(REQUIRED WORK):
An exact repetition of all the entries that follow is required.

(INPUT DATA):
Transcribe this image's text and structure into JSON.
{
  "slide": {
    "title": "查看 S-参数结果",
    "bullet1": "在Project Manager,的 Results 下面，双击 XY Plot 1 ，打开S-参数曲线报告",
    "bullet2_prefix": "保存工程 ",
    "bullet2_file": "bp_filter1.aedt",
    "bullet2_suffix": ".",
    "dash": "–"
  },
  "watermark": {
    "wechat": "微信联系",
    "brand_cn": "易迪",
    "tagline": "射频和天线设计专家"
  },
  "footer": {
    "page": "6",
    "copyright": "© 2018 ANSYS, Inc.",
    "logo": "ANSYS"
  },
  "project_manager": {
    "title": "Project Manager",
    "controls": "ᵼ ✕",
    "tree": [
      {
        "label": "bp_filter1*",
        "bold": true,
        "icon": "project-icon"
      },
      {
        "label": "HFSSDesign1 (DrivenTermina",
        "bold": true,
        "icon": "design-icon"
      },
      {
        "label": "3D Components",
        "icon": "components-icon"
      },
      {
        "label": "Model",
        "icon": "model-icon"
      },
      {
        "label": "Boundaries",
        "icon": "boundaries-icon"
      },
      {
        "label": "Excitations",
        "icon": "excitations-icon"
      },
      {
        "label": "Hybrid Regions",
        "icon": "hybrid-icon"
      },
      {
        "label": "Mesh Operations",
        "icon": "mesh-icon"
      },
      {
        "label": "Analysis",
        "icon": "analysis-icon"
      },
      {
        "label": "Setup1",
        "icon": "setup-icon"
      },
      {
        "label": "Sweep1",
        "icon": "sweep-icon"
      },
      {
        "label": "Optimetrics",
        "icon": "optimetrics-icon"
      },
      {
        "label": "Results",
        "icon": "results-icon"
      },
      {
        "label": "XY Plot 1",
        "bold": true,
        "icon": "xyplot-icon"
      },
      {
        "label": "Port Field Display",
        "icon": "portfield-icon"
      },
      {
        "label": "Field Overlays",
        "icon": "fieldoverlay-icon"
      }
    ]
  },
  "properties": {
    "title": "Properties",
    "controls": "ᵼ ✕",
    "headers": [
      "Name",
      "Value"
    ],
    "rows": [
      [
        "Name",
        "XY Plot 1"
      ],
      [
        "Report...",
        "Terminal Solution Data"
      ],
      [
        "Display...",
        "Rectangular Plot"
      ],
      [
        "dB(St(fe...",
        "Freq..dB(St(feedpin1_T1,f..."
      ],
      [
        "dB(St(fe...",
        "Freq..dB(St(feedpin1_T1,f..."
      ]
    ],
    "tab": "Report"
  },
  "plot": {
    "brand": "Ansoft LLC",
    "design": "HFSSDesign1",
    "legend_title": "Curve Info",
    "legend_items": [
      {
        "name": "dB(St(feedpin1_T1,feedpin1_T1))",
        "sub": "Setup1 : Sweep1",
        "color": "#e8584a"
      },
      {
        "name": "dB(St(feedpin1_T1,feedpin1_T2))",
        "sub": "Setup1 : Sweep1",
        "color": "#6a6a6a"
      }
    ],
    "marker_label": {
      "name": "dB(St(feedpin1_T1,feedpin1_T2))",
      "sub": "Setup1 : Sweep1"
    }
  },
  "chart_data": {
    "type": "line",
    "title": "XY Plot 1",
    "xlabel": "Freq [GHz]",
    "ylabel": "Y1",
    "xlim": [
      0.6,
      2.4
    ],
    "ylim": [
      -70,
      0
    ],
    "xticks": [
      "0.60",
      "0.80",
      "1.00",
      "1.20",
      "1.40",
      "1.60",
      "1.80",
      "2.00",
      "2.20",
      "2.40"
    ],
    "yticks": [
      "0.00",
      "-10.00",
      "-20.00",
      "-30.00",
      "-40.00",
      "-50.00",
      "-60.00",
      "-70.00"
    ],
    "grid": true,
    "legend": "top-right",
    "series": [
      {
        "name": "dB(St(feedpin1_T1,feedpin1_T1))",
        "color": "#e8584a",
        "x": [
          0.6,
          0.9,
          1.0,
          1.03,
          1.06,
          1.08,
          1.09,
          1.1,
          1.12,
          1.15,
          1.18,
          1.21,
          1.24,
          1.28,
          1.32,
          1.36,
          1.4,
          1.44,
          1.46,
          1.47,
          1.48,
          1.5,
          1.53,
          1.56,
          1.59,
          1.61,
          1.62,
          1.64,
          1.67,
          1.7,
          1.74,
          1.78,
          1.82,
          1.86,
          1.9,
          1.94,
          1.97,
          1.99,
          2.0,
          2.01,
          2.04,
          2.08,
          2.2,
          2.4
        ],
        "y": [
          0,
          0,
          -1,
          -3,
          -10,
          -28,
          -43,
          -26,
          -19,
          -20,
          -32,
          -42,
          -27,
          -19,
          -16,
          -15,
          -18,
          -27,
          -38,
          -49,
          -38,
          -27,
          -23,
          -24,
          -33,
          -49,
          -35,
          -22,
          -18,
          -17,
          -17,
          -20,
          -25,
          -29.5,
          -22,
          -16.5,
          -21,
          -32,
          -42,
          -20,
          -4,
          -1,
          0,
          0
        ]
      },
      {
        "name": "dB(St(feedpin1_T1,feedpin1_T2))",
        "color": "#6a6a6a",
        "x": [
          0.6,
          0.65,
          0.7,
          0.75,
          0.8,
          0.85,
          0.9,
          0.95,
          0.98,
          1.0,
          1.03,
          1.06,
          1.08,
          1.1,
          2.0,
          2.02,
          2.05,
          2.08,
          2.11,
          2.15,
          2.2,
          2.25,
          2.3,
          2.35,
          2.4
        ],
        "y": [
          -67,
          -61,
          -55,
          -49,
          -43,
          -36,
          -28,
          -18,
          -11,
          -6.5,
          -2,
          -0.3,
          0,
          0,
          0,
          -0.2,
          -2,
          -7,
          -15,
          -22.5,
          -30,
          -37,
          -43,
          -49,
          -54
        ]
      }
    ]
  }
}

(EXERCISE OUTPUT):
Transcribe this image's text and structure into JSON.
{
  "slide": {
    "title": "查看 S-参数结果",
    "bullet1": "在Project Manager,的 Results 下面，双击 XY Plot 1 ，打开S-参数曲线报告",
    "bullet2_prefix": "保存工程 ",
    "bullet2_file": "bp_filter1.aedt",
    "bullet2_suffix": ".",
    "dash": "–"
  },
  "watermark": {
    "wechat": "微信联系",
    "brand_cn": "易迪",
    "tagline": "射频和天线设计专家"
  },
  "footer": {
    "page": "6",
    "copyright": "© 2018 ANSYS, Inc.",
    "logo": "ANSYS"
  },
  "project_manager": {
    "title": "Project Manager",
    "controls": "ᵼ ✕",
    "tree": [
      {
        "label": "bp_filter1*",
        "bold": true,
        "icon": "project-icon"
      },
      {
        "label": "HFSSDesign1 (DrivenTermina",
        "bold": true,
        "icon": "design-icon"
      },
      {
        "label": "3D Components",
        "icon": "components-icon"
      },
      {
        "label": "Model",
        "icon": "model-icon"
      },
      {
        "label": "Boundaries",
        "icon": "boundaries-icon"
      },
      {
        "label": "Excitations",
        "icon": "excitations-icon"
      },
      {
        "label": "Hybrid Regions",
        "icon": "hybrid-icon"
      },
      {
        "label": "Mesh Operations",
        "icon": "mesh-icon"
      },
      {
        "label": "Analysis",
        "icon": "analysis-icon"
      },
      {
        "label": "Setup1",
        "icon": "setup-icon"
      },
      {
        "label": "Sweep1",
        "icon": "sweep-icon"
      },
      {
        "label": "Optimetrics",
        "icon": "optimetrics-icon"
      },
      {
        "label": "Results",
        "icon": "results-icon"
      },
      {
        "label": "XY Plot 1",
        "bold": true,
        "icon": "xyplot-icon"
      },
      {
        "label": "Port Field Display",
        "icon": "portfield-icon"
      },
      {
        "label": "Field Overlays",
        "icon": "fieldoverlay-icon"
      }
    ]
  },
  "properties": {
    "title": "Properties",
    "controls": "ᵼ ✕",
    "headers": [
      "Name",
      "Value"
    ],
    "rows": [
      [
        "Name",
        "XY Plot 1"
      ],
      [
        "Report...",
        "Terminal Solution Data"
      ],
      [
        "Display...",
        "Rectangular Plot"
      ],
      [
        "dB(St(fe...",
        "Freq..dB(St(feedpin1_T1,f..."
      ],
      [
        "dB(St(fe...",
        "Freq..dB(St(feedpin1_T1,f..."
      ]
    ],
    "tab": "Report"
  },
  "plot": {
    "brand": "Ansoft LLC",
    "design": "HFSSDesign1",
    "legend_title": "Curve Info",
    "legend_items": [
      {
        "name": "dB(St(feedpin1_T1,feedpin1_T1))",
        "sub": "Setup1 : Sweep1",
        "color": "#e8584a"
      },
      {
        "name": "dB(St(feedpin1_T1,feedpin1_T2))",
        "sub": "Setup1 : Sweep1",
        "color": "#6a6a6a"
      }
    ],
    "marker_label": {
      "name": "dB(St(feedpin1_T1,feedpin1_T2))",
      "sub": "Setup1 : Sweep1"
    }
  },
  "chart_data": {
    "type": "line",
    "title": "XY Plot 1",
    "xlabel": "Freq [GHz]",
    "ylabel": "Y1",
    "xlim": [
      0.6,
      2.4
    ],
    "ylim": [
      -70,
      0
    ],
    "xticks": [
      "0.60",
      "0.80",
      "1.00",
      "1.20",
      "1.40",
      "1.60",
      "1.80",
      "2.00",
      "2.20",
      "2.40"
    ],
    "yticks": [
      "0.00",
      "-10.00",
      "-20.00",
      "-30.00",
      "-40.00",
      "-50.00",
      "-60.00",
      "-70.00"
    ],
    "grid": true,
    "legend": "top-right",
    "series": [
      {
        "name": "dB(St(feedpin1_T1,feedpin1_T1))",
        "color": "#e8584a",
        "x": [
          0.6,
          0.9,
          1.0,
          1.03,
          1.06,
          1.08,
          1.09,
          1.1,
          1.12,
          1.15,
          1.18,
          1.21,
          1.24,
          1.28,
          1.32,
          1.36,
          1.4,
          1.44,
          1.46,
          1.47,
          1.48,
          1.5,
          1.53,
          1.56,
          1.59,
          1.61,
          1.62,
          1.64,
          1.67,
          1.7,
          1.74,
          1.78,
          1.82,
          1.86,
          1.9,
          1.94,
          1.97,
          1.99,
          2.0,
          2.01,
          2.04,
          2.08,
          2.2,
          2.4
        ],
        "y": [
          0,
          0,
          -1,
          -3,
          -10,
          -28,
          -43,
          -26,
          -19,
          -20,
          -32,
          -42,
          -27,
          -19,
          -16,
          -15,
          -18,
          -27,
          -38,
          -49,
          -38,
          -27,
          -23,
          -24,
          -33,
          -49,
          -35,
          -22,
          -18,
          -17,
          -17,
          -20,
          -25,
          -29.5,
          -22,
          -16.5,
          -21,
          -32,
          -42,
          -20,
          -4,
          -1,
          0,
          0
        ]
      },
      {
        "name": "dB(St(feedpin1_T1,feedpin1_T2))",
        "color": "#6a6a6a",
        "x": [
          0.6,
          0.65,
          0.7,
          0.75,
          0.8,
          0.85,
          0.9,
          0.95,
          0.98,
          1.0,
          1.03,
          1.06,
          1.08,
          1.1,
          2.0,
          2.02,
          2.05,
          2.08,
          2.11,
          2.15,
          2.2,
          2.25,
          2.3,
          2.35,
          2.4
        ],
        "y": [
          -67,
          -61,
          -55,
          -49,
          -43,
          -36,
          -28,
          -18,
          -11,
          -6.5,
          -2,
          -0.3,
          0,
          0,
          0,
          -0.2,
          -2,
          -7,
          -15,
          -22.5,
          -30,
          -37,
          -43,
          -49,
          -54
        ]
      }
    ]
  }
}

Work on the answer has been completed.